* WORK ORDER *
Copying each record below exactly is the whole task.

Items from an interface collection
*****
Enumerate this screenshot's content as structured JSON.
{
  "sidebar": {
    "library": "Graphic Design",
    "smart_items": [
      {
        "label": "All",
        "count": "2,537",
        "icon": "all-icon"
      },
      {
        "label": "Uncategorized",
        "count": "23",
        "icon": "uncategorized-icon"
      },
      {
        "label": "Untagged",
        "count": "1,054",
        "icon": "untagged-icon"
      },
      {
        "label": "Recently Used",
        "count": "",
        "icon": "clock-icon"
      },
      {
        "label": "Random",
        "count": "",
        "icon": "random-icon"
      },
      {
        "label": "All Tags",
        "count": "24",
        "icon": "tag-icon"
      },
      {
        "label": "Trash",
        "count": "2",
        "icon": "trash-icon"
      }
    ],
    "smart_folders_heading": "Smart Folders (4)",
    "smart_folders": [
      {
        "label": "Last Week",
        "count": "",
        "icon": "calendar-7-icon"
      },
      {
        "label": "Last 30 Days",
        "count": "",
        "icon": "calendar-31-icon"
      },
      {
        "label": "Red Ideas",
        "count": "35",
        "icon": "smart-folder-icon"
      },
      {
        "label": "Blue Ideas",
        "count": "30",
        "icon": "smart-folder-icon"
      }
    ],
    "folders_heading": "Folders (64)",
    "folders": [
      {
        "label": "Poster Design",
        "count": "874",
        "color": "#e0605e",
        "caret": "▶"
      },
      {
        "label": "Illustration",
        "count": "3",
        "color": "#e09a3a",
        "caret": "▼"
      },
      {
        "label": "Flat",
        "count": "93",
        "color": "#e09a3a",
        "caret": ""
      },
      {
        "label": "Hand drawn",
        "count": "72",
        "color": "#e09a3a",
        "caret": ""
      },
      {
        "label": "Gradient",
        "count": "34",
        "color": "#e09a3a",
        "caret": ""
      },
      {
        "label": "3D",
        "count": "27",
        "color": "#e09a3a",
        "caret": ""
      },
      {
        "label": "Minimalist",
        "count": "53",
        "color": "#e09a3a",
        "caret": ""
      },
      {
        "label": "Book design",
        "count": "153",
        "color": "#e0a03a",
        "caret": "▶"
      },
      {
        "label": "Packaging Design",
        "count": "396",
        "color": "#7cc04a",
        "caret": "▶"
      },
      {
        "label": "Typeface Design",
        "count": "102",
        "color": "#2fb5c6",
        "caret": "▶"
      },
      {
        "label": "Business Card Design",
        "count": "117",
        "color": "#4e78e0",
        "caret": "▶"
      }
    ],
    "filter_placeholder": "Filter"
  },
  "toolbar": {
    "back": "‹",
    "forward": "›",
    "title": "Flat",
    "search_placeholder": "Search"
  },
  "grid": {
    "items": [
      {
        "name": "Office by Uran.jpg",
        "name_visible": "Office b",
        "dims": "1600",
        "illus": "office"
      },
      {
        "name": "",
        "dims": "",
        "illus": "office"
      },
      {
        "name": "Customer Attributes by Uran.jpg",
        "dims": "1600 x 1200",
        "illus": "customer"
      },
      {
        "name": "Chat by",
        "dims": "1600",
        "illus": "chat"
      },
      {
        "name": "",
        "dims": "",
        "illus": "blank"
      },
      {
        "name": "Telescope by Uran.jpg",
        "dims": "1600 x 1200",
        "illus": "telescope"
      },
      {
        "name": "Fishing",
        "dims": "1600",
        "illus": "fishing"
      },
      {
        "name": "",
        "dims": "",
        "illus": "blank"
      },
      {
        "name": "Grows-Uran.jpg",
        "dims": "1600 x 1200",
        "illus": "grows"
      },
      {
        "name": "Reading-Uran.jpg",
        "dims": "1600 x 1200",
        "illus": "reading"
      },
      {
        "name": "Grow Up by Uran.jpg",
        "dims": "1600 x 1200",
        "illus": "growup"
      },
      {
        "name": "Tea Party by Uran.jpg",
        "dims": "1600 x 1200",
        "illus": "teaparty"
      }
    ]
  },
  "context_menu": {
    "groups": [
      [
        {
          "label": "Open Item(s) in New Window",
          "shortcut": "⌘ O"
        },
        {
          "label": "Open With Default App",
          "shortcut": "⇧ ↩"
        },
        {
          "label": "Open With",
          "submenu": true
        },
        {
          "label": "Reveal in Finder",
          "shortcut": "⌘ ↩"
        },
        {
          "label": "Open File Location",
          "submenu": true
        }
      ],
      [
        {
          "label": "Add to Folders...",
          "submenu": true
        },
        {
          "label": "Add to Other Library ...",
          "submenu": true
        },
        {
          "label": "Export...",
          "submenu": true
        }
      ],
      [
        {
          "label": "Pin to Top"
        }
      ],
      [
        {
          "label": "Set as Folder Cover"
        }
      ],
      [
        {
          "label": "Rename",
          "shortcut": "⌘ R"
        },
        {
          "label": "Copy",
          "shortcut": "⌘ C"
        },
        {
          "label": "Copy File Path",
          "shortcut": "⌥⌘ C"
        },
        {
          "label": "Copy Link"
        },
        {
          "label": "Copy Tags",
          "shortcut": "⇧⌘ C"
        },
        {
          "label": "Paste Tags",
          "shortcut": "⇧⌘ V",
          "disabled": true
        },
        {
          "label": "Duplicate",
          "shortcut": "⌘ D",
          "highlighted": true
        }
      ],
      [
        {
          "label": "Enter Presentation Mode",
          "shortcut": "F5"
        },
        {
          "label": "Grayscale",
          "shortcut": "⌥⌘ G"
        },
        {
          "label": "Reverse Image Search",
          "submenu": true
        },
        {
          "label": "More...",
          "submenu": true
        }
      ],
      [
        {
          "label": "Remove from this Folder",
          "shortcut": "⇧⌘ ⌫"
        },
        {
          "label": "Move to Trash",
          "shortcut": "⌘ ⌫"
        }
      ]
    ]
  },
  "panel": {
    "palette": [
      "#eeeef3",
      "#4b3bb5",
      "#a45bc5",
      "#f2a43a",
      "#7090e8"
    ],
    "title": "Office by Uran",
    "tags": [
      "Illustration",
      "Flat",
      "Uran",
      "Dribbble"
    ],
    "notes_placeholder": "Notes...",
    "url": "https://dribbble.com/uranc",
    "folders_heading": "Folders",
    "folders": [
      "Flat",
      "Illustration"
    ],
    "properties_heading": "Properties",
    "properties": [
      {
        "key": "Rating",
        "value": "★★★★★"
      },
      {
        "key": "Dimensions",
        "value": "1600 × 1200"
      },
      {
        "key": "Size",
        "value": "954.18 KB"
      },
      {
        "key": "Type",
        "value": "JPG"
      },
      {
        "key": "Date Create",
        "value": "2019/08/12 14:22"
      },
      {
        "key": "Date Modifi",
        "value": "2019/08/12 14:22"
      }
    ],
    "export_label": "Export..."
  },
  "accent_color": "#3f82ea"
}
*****
* EXERCISE RESULT *
Enumerate this screenshot's content as structured JSON.
{
  "sidebar": {
    "library": "Graphic Design",
    "smart_items": [
      {
        "label": "All",
        "count": "2,537",
        "icon": "all-icon"
      },
      {
        "label": "Uncategorized",
        "count": "23",
        "icon": "uncategorized-icon"
      },
      {
        "label": "Untagged",
        "count": "1,054",
        "icon": "untagged-icon"
      },
      {
        "label": "Recently Used",
        "count": "",
        "icon": "clock-icon"
      },
      {
        "label": "Random",
        "count": "",
        "icon": "random-icon"
      },
      {
        "label": "All Tags",
        "count": "24",
        "icon": "tag-icon"
      },
      {
        "label": "Trash",
        "count": "2",
        "icon": "trash-icon"
      }
    ],
    "smart_folders_heading": "Smart Folders (4)",
    "smart_folders": [
      {
        "label": "Last Week",
        "count": "",
        "icon": "calendar-7-icon"
      },
      {
        "label": "Last 30 Days",
        "count": "",
        "icon": "calendar-31-icon"
      },
      {
        "label": "Red Ideas",
        "count": "35",
        "icon": "smart-folder-icon"
      },
      {
        "label": "Blue Ideas",
        "count": "30",
        "icon": "smart-folder-icon"
      }
    ],
    "folders_heading": "Folders (64)",
    "folders": [
      {
        "label": "Poster Design",
        "count": "874",
        "color": "#e0605e",
        "caret": "▶"
      },
      {
        "label": "Illustration",
        "count": "3",
        "color": "#e09a3a",
        "caret": "▼"
      },
      {
        "label": "Flat",
        "count": "93",
        "color": "#e09a3a",
        "caret": ""
      },
      {
        "label": "Hand drawn",
        "count": "72",
        "color": "#e09a3a",
        "caret": ""
      },
      {
        "label": "Gradient",
        "count": "34",
        "color": "#e09a3a",
        "caret": ""
      },
      {
        "label": "3D",
        "count": "27",
        "color": "#e09a3a",
        "caret": ""
      },
      {
        "label": "Minimalist",
        "count": "53",
        "color": "#e09a3a",
        "caret": ""
      },
      {
        "label": "Book design",
        "count": "153",
        "color": "#e0a03a",
        "caret": "▶"
      },
      {
        "label": "Packaging Design",
        "count": "396",
        "color": "#7cc04a",
        "caret": "▶"
      },
      {
        "label": "Typeface Design",
        "count": "102",
        "color": "#2fb5c6",
        "caret": "▶"
      },
      {
        "label": "Business Card Design",
        "count": "117",
        "color": "#4e78e0",
        "caret": "▶"
      }
    ],
    "filter_placeholder": "Filter"
  },
  "toolbar": {
    "back": "‹",
    "forward": "›",
    "title": "Flat",
    "search_placeholder": "Search"
  },
  "grid": {
    "items": [
      {
        "name": "Office by Uran.jpg",
        "name_visible": "Office b",
        "dims": "1600",
        "illus": "office"
      },
      {
        "name": "",
        "dims": "",
        "illus": "office"
      },
      {
        "name": "Customer Attributes by Uran.jpg",
        "dims": "1600 x 1200",
        "illus": "customer"
      },
      {
        "name": "Chat by",
        "dims": "1600",
        "illus": "chat"
      },
      {
        "name": "",
        "dims": "",
        "illus": "blank"
      },
      {
        "name": "Telescope by Uran.jpg",
        "dims": "1600 x 1200",
        "illus": "telescope"
      },
      {
        "name": "Fishing",
        "dims": "1600",
        "illus": "fishing"
      },
      {
        "name": "",
        "dims": "",
        "illus": "blank"
      },
      {
        "name": "Grows-Uran.jpg",
        "dims": "1600 x 1200",
        "illus": "grows"
      },
      {
        "name": "Reading-Uran.jpg",
        "dims": "1600 x 1200",
        "illus": "reading"
      },
      {
        "name": "Grow Up by Uran.jpg",
        "dims": "1600 x 1200",
        "illus": "growup"
      },
      {
        "name": "Tea Party by Uran.jpg",
        "dims": "1600 x 1200",
        "illus": "teaparty"
      }
    ]
  },
  "context_menu": {
    "groups": [
      [
        {
          "label": "Open Item(s) in New Window",
          "shortcut": "⌘ O"
        },
        {
          "label": "Open With Default App",
          "shortcut": "⇧ ↩"
        },
        {
          "label": "Open With",
          "submenu": true
        },
        {
          "label": "Reveal in Finder",
          "shortcut": "⌘ ↩"
        },
        {
          "label": "Open File Location",
          "submenu": true
        }
      ],
      [
        {
          "label": "Add to Folders...",
          "submenu": true
        },
        {
          "label": "Add to Other Library ...",
          "submenu": true
        },
        {
          "label": "Export...",
          "submenu": true
        }
      ],
      [
        {
          "label": "Pin to Top"
        }
      ],
      [
        {
          "label": "Set as Folder Cover"
        }
      ],
      [
        {
          "label": "Rename",
          "shortcut": "⌘ R"
        },
        {
          "label": "Copy",
          "shortcut": "⌘ C"
        },
        {
          "label": "Copy File Path",
          "shortcut": "⌥⌘ C"
        },
        {
          "label": "Copy Link"
        },
        {
          "label": "Copy Tags",
          "shortcut": "⇧⌘ C"
        },
        {
          "label": "Paste Tags",
          "shortcut": "⇧⌘ V",
          "disabled": true
        },
        {
          "label": "Duplicate",
          "shortcut": "⌘ D",
          "highlighted": true
        }
      ],
      [
        {
          "label": "Enter Presentation Mode",
          "shortcut": "F5"
        },
        {
          "label": "Grayscale",
          "shortcut": "⌥⌘ G"
        },
        {
          "label": "Reverse Image Search",
          "submenu": true
        },
        {
          "label": "More...",
          "submenu": true
        }
      ],
      [
        {
          "label": "Remove from this Folder",
          "shortcut": "⇧⌘ ⌫"
        },
        {
          "label": "Move to Trash",
          "shortcut": "⌘ ⌫"
        }
      ]
    ]
  },
  "panel": {
    "palette": [
      "#eeeef3",
      "#4b3bb5",
      "#a45bc5",
      "#f2a43a",
      "#7090e8"
    ],
    "title": "Office by Uran",
    "tags": [
      "Illustration",
      "Flat",
      "Uran",
      "Dribbble"
    ],
    "notes_placeholder": "Notes...",
    "url": "https://dribbble.com/uranc",
    "folders_heading": "Folders",
    "folders": [
      "Flat",
      "Illustration"
    ],
    "properties_heading": "Properties",
    "properties": [
      {
        "key": "Rating",
        "value": "★★★★★"
      },
      {
        "key": "Dimensions",
        "value": "1600 × 1200"
      },
      {
        "key": "Size",
        "value": "954.18 KB"
      },
      {
        "key": "Type",
        "value": "JPG"
      },
      {
        "key": "Date Create",
        "value": "2019/08/12 14:22"
      },
      {
        "key": "Date Modifi",
        "value": "2019/08/12 14:22"
      }
    ],
    "export_label": "Export..."
  },
  "accent_color": "#3f82ea"
}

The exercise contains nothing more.